→ REQUIRED WORK
Go through the listing that follows and write it out exactly. Drop the pictures.

Top of DATA FOR REVIEW

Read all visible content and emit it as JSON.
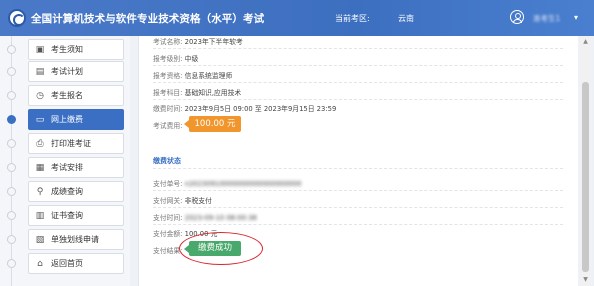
{
  "header": {
    "title": "全国计算机技术与软件专业技术资格（水平）考试",
    "region_label": "当前考区:",
    "region_value": "云南",
    "user_name": "准考生1",
    "caret": "▾"
  },
  "sidebar": {
    "items": [
      {
        "label": "考生须知",
        "icon": "▣",
        "active": false
      },
      {
        "label": "考试计划",
        "icon": "▤",
        "active": false
      },
      {
        "label": "考生报名",
        "icon": "◷",
        "active": false
      },
      {
        "label": "网上缴费",
        "icon": "▭",
        "active": true
      },
      {
        "label": "打印准考证",
        "icon": "⎙",
        "active": false
      },
      {
        "label": "考试安排",
        "icon": "▦",
        "active": false
      },
      {
        "label": "成绩查询",
        "icon": "⚲",
        "active": false
      },
      {
        "label": "证书查询",
        "icon": "▥",
        "active": false
      },
      {
        "label": "单独划线申请",
        "icon": "▧",
        "active": false
      },
      {
        "label": "返回首页",
        "icon": "⌂",
        "active": false
      }
    ]
  },
  "exam_info": {
    "name_label": "考试名称:",
    "name_value": "2023年下半年软考",
    "level_label": "报考级别:",
    "level_value": "中级",
    "qual_label": "报考资格:",
    "qual_value": "信息系统监理师",
    "subject_label": "报考科目:",
    "subject_value": "基础知识,应用技术",
    "time_label": "缴费时间:",
    "time_value": "2023年9月5日 09:00 至 2023年9月15日 23:59",
    "fee_label": "考试费用:",
    "fee_value": "100.00 元"
  },
  "payment": {
    "section_title": "缴费状态",
    "order_label": "支付单号:",
    "order_value": "n20230910000000000000000000",
    "gateway_label": "支付网关:",
    "gateway_value": "非税支付",
    "paytime_label": "支付时间:",
    "paytime_value": "2023-09-10 08:00:38",
    "amount_label": "支付金额:",
    "amount_value": "100.00 元",
    "result_label": "支付结果:",
    "result_value": "缴费成功"
  },
  "colors": {
    "header": "#3d6fc0",
    "active_nav": "#3b6fc4",
    "fee_badge": "#f0962c",
    "success_badge": "#49a86b",
    "highlight": "#d9262c"
  }
}
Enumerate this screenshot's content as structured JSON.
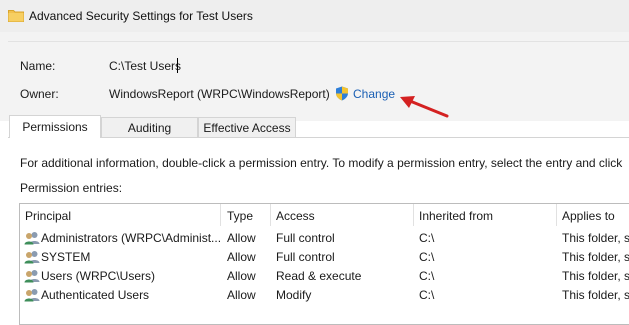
{
  "window": {
    "title": "Advanced Security Settings for Test Users"
  },
  "fields": {
    "name_label": "Name:",
    "name_value": "C:\\Test Users",
    "owner_label": "Owner:",
    "owner_value": "WindowsReport (WRPC\\WindowsReport)",
    "change_label": "Change"
  },
  "tabs": [
    {
      "label": "Permissions",
      "active": true
    },
    {
      "label": "Auditing",
      "active": false
    },
    {
      "label": "Effective Access",
      "active": false
    }
  ],
  "info_text": "For additional information, double-click a permission entry. To modify a permission entry, select the entry and click",
  "entries_label": "Permission entries:",
  "table": {
    "headers": [
      "Principal",
      "Type",
      "Access",
      "Inherited from",
      "Applies to"
    ],
    "rows": [
      {
        "principal": "Administrators (WRPC\\Administ...",
        "type": "Allow",
        "access": "Full control",
        "inherited": "C:\\",
        "applies": "This folder, s"
      },
      {
        "principal": "SYSTEM",
        "type": "Allow",
        "access": "Full control",
        "inherited": "C:\\",
        "applies": "This folder, s"
      },
      {
        "principal": "Users (WRPC\\Users)",
        "type": "Allow",
        "access": "Read & execute",
        "inherited": "C:\\",
        "applies": "This folder, s"
      },
      {
        "principal": "Authenticated Users",
        "type": "Allow",
        "access": "Modify",
        "inherited": "C:\\",
        "applies": "This folder, s"
      }
    ]
  },
  "icons": {
    "folder": "folder-icon",
    "shield": "uac-shield-icon",
    "user": "user-group-icon",
    "arrow": "red-arrow"
  },
  "colors": {
    "link": "#1a5fb4",
    "arrow": "#d42121",
    "folder": "#f2c14e"
  }
}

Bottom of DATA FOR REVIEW

→ YOUR SOLUTION
Read all visible content and emit it as JSON.
{
  "header": {
    "title": "全国计算机技术与软件专业技术资格（水平）考试",
    "region_label": "当前考区:",
    "region_value": "云南",
    "user_name": "准考生1",
    "caret": "▾"
  },
  "sidebar": {
    "items": [
      {
        "label": "考生须知",
        "icon": "▣",
        "active": false
      },
      {
        "label": "考试计划",
        "icon": "▤",
        "active": false
      },
      {
        "label": "考生报名",
        "icon": "◷",
        "active": false
      },
      {
        "label": "网上缴费",
        "icon": "▭",
        "active": true
      },
      {
        "label": "打印准考证",
        "icon": "⎙",
        "active": false
      },
      {
        "label": "考试安排",
        "icon": "▦",
        "active": false
      },
      {
        "label": "成绩查询",
        "icon": "⚲",
        "active": false
      },
      {
        "label": "证书查询",
        "icon": "▥",
        "active": false
      },
      {
        "label": "单独划线申请",
        "icon": "▧",
        "active": false
      },
      {
        "label": "返回首页",
        "icon": "⌂",
        "active": false
      }
    ]
  },
  "exam_info": {
    "name_label": "考试名称:",
    "name_value": "2023年下半年软考",
    "level_label": "报考级别:",
    "level_value": "中级",
    "qual_label": "报考资格:",
    "qual_value": "信息系统监理师",
    "subject_label": "报考科目:",
    "subject_value": "基础知识,应用技术",
    "time_label": "缴费时间:",
    "time_value": "2023年9月5日 09:00 至 2023年9月15日 23:59",
    "fee_label": "考试费用:",
    "fee_value": "100.00 元"
  },
  "payment": {
    "section_title": "缴费状态",
    "order_label": "支付单号:",
    "order_value": "n20230910000000000000000000",
    "gateway_label": "支付网关:",
    "gateway_value": "非税支付",
    "paytime_label": "支付时间:",
    "paytime_value": "2023-09-10 08:00:38",
    "amount_label": "支付金额:",
    "amount_value": "100.00 元",
    "result_label": "支付结果:",
    "result_value": "缴费成功"
  },
  "colors": {
    "header": "#3d6fc0",
    "active_nav": "#3b6fc4",
    "fee_badge": "#f0962c",
    "success_badge": "#49a86b",
    "highlight": "#d9262c"
  }
}
Enumerate this screenshot's content as structured JSON.
{
  "window": {
    "title": "Advanced Security Settings for Test Users"
  },
  "fields": {
    "name_label": "Name:",
    "name_value": "C:\\Test Users",
    "owner_label": "Owner:",
    "owner_value": "WindowsReport (WRPC\\WindowsReport)",
    "change_label": "Change"
  },
  "tabs": [
    {
      "label": "Permissions",
      "active": true
    },
    {
      "label": "Auditing",
      "active": false
    },
    {
      "label": "Effective Access",
      "active": false
    }
  ],
  "info_text": "For additional information, double-click a permission entry. To modify a permission entry, select the entry and click",
  "entries_label": "Permission entries:",
  "table": {
    "headers": [
      "Principal",
      "Type",
      "Access",
      "Inherited from",
      "Applies to"
    ],
    "rows": [
      {
        "principal": "Administrators (WRPC\\Administ...",
        "type": "Allow",
        "access": "Full control",
        "inherited": "C:\\",
        "applies": "This folder, s"
      },
      {
        "principal": "SYSTEM",
        "type": "Allow",
        "access": "Full control",
        "inherited": "C:\\",
        "applies": "This folder, s"
      },
      {
        "principal": "Users (WRPC\\Users)",
        "type": "Allow",
        "access": "Read & execute",
        "inherited": "C:\\",
        "applies": "This folder, s"
      },
      {
        "principal": "Authenticated Users",
        "type": "Allow",
        "access": "Modify",
        "inherited": "C:\\",
        "applies": "This folder, s"
      }
    ]
  },
  "icons": {
    "folder": "folder-icon",
    "shield": "uac-shield-icon",
    "user": "user-group-icon",
    "arrow": "red-arrow"
  },
  "colors": {
    "link": "#1a5fb4",
    "arrow": "#d42121",
    "folder": "#f2c14e"
  }
}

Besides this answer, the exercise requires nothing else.